Cockpit Safety Harness: A secure and adjustable harness keeps the pilot firmly in place during flight, preventing them from being thrown around in turbulence or during abrupt maneuvers.
Crash-Resistant Structure: Gliders are designed with a strong and lightweight structure to withstand impact forces and protect the pilot in the event of a crash.
Emergency Locator Transmitter (ELT): An ELT is installed in the glider to transmit distress signals in the event of an accident, helping rescue teams locate the aircraft quickly.
Frequently Asked Questions
How Much Does a Glider Typically Weigh?
A glider typically weighs between 200 to 600 kilograms, depending on its size and construction materials.
The weight distribution of a glider is carefully balanced to ensure optimal flight performance. The glider’s overall weight is evenly distributed across its wings, fuselage, and tail section. This balance is crucial for maintaining stability and maneuverability during flight.
The weight of the glider is a critical factor that pilots and designers consider to ensure safe and efficient flying conditions.
What Is the Average Lifespan of a Glider?
The average lifespan of a glider is highly dependent on its maintenance requirements. Regular inspections, repairs, and proper storage can significantly extend the lifespan of a glider.
On average, a well-maintained glider can last anywhere from 20 to 30 years. However, it is important to note that this is just an average and individual gliders may have shorter or longer lifespans depending on various factors such as usage, environmental conditions, and quality of maintenance.
Can Gliders Be Equipped With Engines?
Yes, gliders can be equipped with engines. This conversion from an engineless glider to a powered glider offers several advantages.
It allows gliders to take off without the need for a tow or a launch from a hill. Additionally, the engine provides the ability to extend flight time and reach greater distances.
There are different options for glider engine conversions, including installing a retractable or self-launching engine. These engines are typically lightweight and designed specifically for glider use.
How Long Does It Take to Learn How to Fly a Glider?
Learning to fly a glider involves a unique learning curve and specific training requirements. Mastering the art of gliding requires a comprehensive understanding of aerodynamics, navigation, and weather patterns.
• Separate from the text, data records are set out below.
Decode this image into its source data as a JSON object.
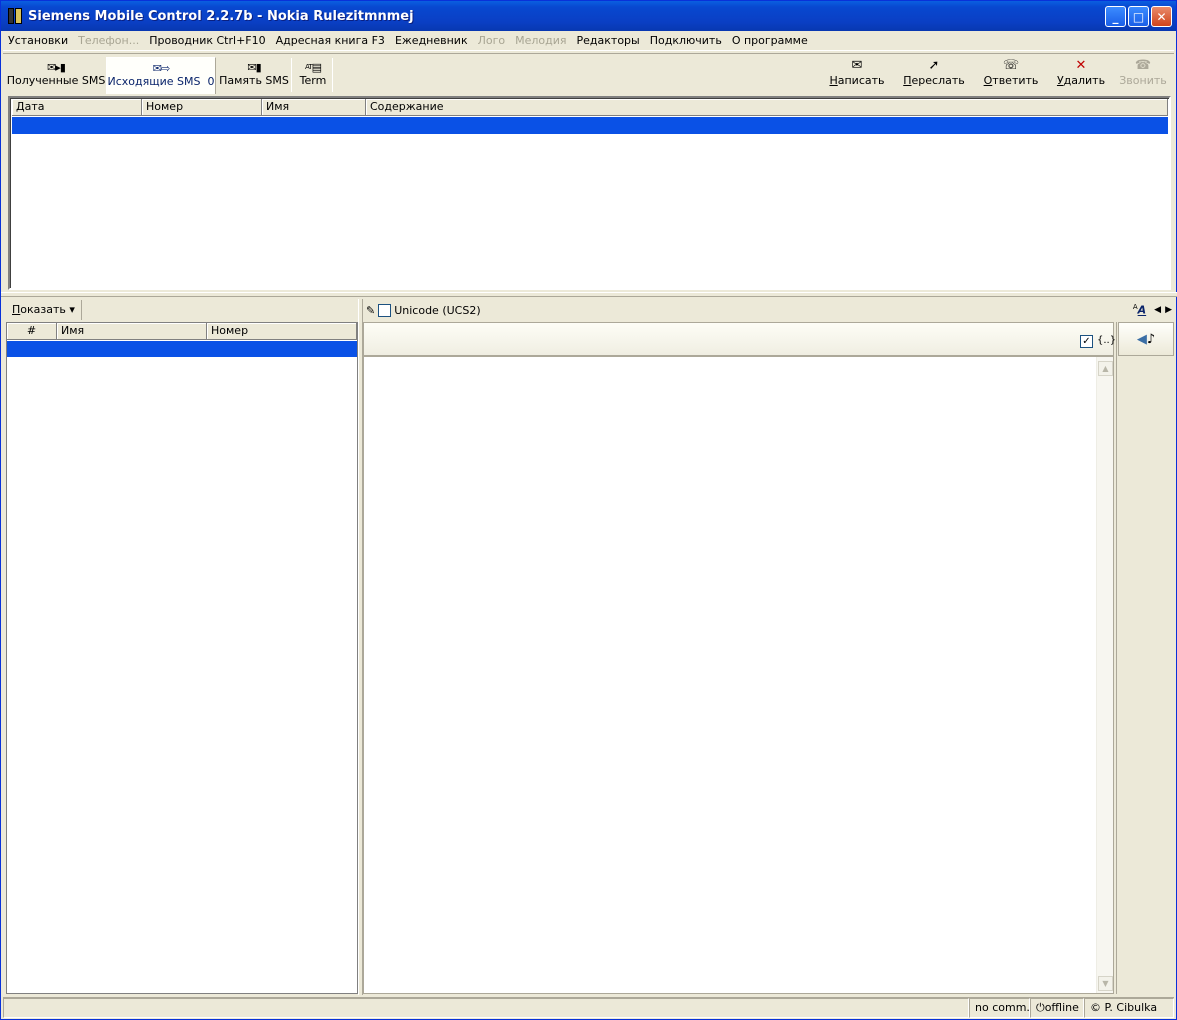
{
  "window": {
    "title": "Siemens Mobile Control 2.2.7b - Nokia Rulezitmnmej",
    "minimize_label": "_",
    "maximize_label": "□",
    "close_label": "✕"
  },
  "menu": [
    {
      "label": "Установки",
      "enabled": true
    },
    {
      "label": "Телефон...",
      "enabled": false
    },
    {
      "label": "Проводник Ctrl+F10",
      "enabled": true
    },
    {
      "label": "Адресная книга F3",
      "enabled": true
    },
    {
      "label": "Ежедневник",
      "enabled": true
    },
    {
      "label": "Лого",
      "enabled": false
    },
    {
      "label": "Мелодия",
      "enabled": false
    },
    {
      "label": "Редакторы",
      "enabled": true
    },
    {
      "label": "Подключить",
      "enabled": true
    },
    {
      "label": "О программе",
      "enabled": true
    }
  ],
  "tabs": {
    "received": {
      "label": "Полученные SMS",
      "icon": "envelope-to-phone-icon"
    },
    "outgoing": {
      "label": "Исходящие SMS",
      "count": "0",
      "icon": "envelope-arrow-icon"
    },
    "memory": {
      "label": "Память SMS",
      "icon": "envelope-memory-icon"
    },
    "term": {
      "label": "Term",
      "icon_text": "AT",
      "icon": "terminal-icon"
    }
  },
  "actions": {
    "write": {
      "accel": "Н",
      "rest": "аписать",
      "icon": "envelope-icon"
    },
    "forward": {
      "accel": "П",
      "rest": "ереслать",
      "icon": "forward-icon"
    },
    "reply": {
      "accel": "О",
      "rest": "тветить",
      "icon": "reply-icon"
    },
    "delete": {
      "accel": "У",
      "rest": "далить",
      "icon": "delete-x-icon",
      "color": "#c00000"
    },
    "call": {
      "label": "Звонить",
      "icon": "phone-icon",
      "enabled": false
    }
  },
  "sms_table": {
    "columns": [
      "Дата",
      "Номер",
      "Имя",
      "Содержание"
    ],
    "selection_color": "#0a51e6"
  },
  "contacts": {
    "show_accel": "П",
    "show_rest": "оказать",
    "columns": [
      "#",
      "Имя",
      "Номер"
    ]
  },
  "editor": {
    "unicode_label": "Unicode (UCS2)",
    "unicode_checked": false,
    "braces_label": "{..}",
    "braces_checked": true,
    "font_label": "A",
    "font_sup": "A"
  },
  "status": {
    "comm": "no comm.",
    "connection": "offline",
    "author": "© P. Cibulka"
  }
}
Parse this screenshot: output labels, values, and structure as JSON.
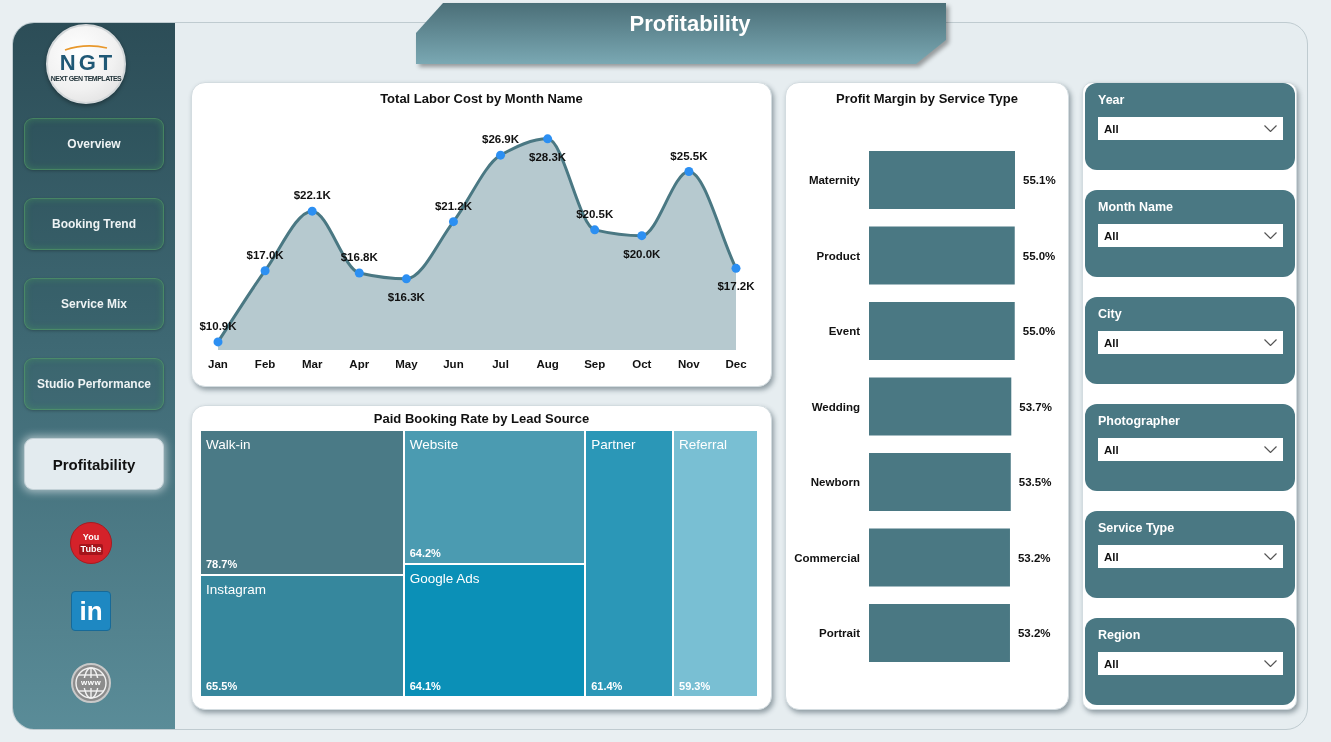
{
  "page_title": "Profitability",
  "sidebar": {
    "logo": {
      "mark": "NGT",
      "tagline": "NEXT GEN TEMPLATES"
    },
    "nav_items": [
      {
        "label": "Overview",
        "selected": false
      },
      {
        "label": "Booking Trend",
        "selected": false
      },
      {
        "label": "Service Mix",
        "selected": false
      },
      {
        "label": "Studio Performance",
        "selected": false
      },
      {
        "label": "Profitability",
        "selected": true
      }
    ],
    "social_links": [
      {
        "kind": "video",
        "lines": [
          "You",
          "Tube"
        ]
      },
      {
        "kind": "network",
        "lines": [
          "in"
        ]
      },
      {
        "kind": "web",
        "lines": [
          "www"
        ]
      }
    ]
  },
  "labor_cost_chart": {
    "chart_data": {
      "type": "area",
      "title": "Total Labor Cost by Month Name",
      "categories": [
        "Jan",
        "Feb",
        "Mar",
        "Apr",
        "May",
        "Jun",
        "Jul",
        "Aug",
        "Sep",
        "Oct",
        "Nov",
        "Dec"
      ],
      "values": [
        10.9,
        17.0,
        22.1,
        16.8,
        16.3,
        21.2,
        26.9,
        28.3,
        20.5,
        20.0,
        25.5,
        17.2
      ],
      "value_labels": [
        "$10.9K",
        "$17.0K",
        "$22.1K",
        "$16.8K",
        "$16.3K",
        "$21.2K",
        "$26.9K",
        "$28.3K",
        "$20.5K",
        "$20.0K",
        "$25.5K",
        "$17.2K"
      ]
    }
  },
  "lead_source_treemap": {
    "title": "Paid Booking Rate by Lead Source",
    "tiles": [
      {
        "source": "Walk-in",
        "rate": "78.7%",
        "color": "#4a7a86"
      },
      {
        "source": "Instagram",
        "rate": "65.5%",
        "color": "#36879d"
      },
      {
        "source": "Website",
        "rate": "64.2%",
        "color": "#4b9bb1"
      },
      {
        "source": "Google Ads",
        "rate": "64.1%",
        "color": "#0b90b7"
      },
      {
        "source": "Partner",
        "rate": "61.4%",
        "color": "#2b97b7"
      },
      {
        "source": "Referral",
        "rate": "59.3%",
        "color": "#79bfd3"
      }
    ]
  },
  "profit_margin_chart": {
    "chart_data": {
      "type": "bar",
      "orientation": "horizontal",
      "title": "Profit Margin by Service Type",
      "categories": [
        "Maternity",
        "Product",
        "Event",
        "Wedding",
        "Newborn",
        "Commercial",
        "Portrait"
      ],
      "values": [
        55.1,
        55.0,
        55.0,
        53.7,
        53.5,
        53.2,
        53.2
      ],
      "xlim": [
        0,
        55.1
      ],
      "value_labels": [
        "55.1%",
        "55.0%",
        "55.0%",
        "53.7%",
        "53.5%",
        "53.2%",
        "53.2%"
      ]
    }
  },
  "filters": [
    {
      "label": "Year",
      "value": "All"
    },
    {
      "label": "Month Name",
      "value": "All"
    },
    {
      "label": "City",
      "value": "All"
    },
    {
      "label": "Photographer",
      "value": "All"
    },
    {
      "label": "Service Type",
      "value": "All"
    },
    {
      "label": "Region",
      "value": "All"
    }
  ]
}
The duration of the learning process can vary depending on the individual’s aptitude and dedication. Typically, it takes several months of consistent training and practice to gain the necessary skills and knowledge to safely pilot a glider. However, the exact time frame can vary for each person.
Are There Any Restrictions or Regulations for Flying Gliders?
There are several regulations and restrictions that apply to flying gliders.
For example, there are minimum age requirements for operating a glider, typically ranging from 14 to 16 years old depending on the country.
Additionally, pilots must hold a valid glider pilot license and adhere to specific airspace regulations.
Gliders are also subject to regular inspections to ensure their airworthiness.
These regulations and restrictions are in place to ensure the safety of both the pilot and other airspace users.
As I conclude my deep dive into the anatomy of a glider, I am left in awe of the intricate components that make up this marvel of engineering.
The wing structure, fuselage design, tail assembly, control surfaces, landing gear system, cockpit layout, avionics, and safety features all work together seamlessly to create the perfect gliding experience.
It is truly fascinating how each element contributes to the glider’s performance and safety.
So next time you see a glider soaring gracefully through the sky, take a moment to appreciate the precision and craftsmanship that went into its creation.